The new no-grin rules—part of standards set by REAL ID, a 2005 federal policy that governs domestic air travel documents—have been adopted by two dozen states, according to the U.S. Department of Homeland Security. The rest have until Jan 22, 2018, to comply.
Facial recognition software—which can struggle with faces that aren't photographed "cooperatively," or head-on, with minimal facial expressions—is increasingly being used by individual states to crack down on identity theft, and by the FBI and law enforcement to conduct virtual lineups, sometimes spanning as much as half of the U.S. adult population: 18 states share their drivers license databases with the FBI as part of a large "face services" system targeted at catching criminals. (Idaho or Colorado are not currently part of the program.)

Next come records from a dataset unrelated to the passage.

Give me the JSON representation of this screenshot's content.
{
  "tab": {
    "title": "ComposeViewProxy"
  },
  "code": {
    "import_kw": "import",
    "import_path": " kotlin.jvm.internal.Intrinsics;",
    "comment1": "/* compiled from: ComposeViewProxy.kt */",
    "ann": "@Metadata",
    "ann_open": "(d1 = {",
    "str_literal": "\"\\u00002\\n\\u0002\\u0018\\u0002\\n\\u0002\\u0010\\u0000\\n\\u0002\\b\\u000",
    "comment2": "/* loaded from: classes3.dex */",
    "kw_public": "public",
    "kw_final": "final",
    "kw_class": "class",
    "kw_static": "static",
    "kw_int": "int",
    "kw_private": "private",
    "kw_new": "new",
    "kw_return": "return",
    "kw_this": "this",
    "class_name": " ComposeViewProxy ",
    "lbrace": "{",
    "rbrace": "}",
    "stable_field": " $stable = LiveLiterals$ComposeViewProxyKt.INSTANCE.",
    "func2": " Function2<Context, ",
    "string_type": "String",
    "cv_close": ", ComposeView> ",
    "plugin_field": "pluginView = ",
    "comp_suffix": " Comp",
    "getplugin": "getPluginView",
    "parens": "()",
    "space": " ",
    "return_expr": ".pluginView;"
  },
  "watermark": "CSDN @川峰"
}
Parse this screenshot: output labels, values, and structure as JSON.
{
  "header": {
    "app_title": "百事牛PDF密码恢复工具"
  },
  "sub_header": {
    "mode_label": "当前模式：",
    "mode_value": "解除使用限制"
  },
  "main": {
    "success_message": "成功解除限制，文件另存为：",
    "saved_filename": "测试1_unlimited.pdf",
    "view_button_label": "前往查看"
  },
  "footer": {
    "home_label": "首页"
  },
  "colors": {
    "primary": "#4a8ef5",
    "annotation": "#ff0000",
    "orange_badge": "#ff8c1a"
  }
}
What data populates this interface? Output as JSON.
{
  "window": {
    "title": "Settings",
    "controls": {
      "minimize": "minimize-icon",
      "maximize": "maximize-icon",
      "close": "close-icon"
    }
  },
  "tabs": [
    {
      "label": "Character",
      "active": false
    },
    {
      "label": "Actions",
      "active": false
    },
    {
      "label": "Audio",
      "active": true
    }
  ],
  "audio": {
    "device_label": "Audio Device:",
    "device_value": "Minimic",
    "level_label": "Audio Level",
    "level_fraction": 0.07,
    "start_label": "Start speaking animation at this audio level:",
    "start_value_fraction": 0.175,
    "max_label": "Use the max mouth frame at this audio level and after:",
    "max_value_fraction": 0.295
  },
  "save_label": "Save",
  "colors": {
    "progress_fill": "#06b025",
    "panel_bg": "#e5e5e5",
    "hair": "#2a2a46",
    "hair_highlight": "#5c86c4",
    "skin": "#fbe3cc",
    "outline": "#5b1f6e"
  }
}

One possibility privacy advocates are not grinning about: real-time face recognition of citizens captured by the lenses of police body cameras. I wrote recently about that controversial application, and how lawmakers are questioning the FBI's assurances on accuracy and privacy.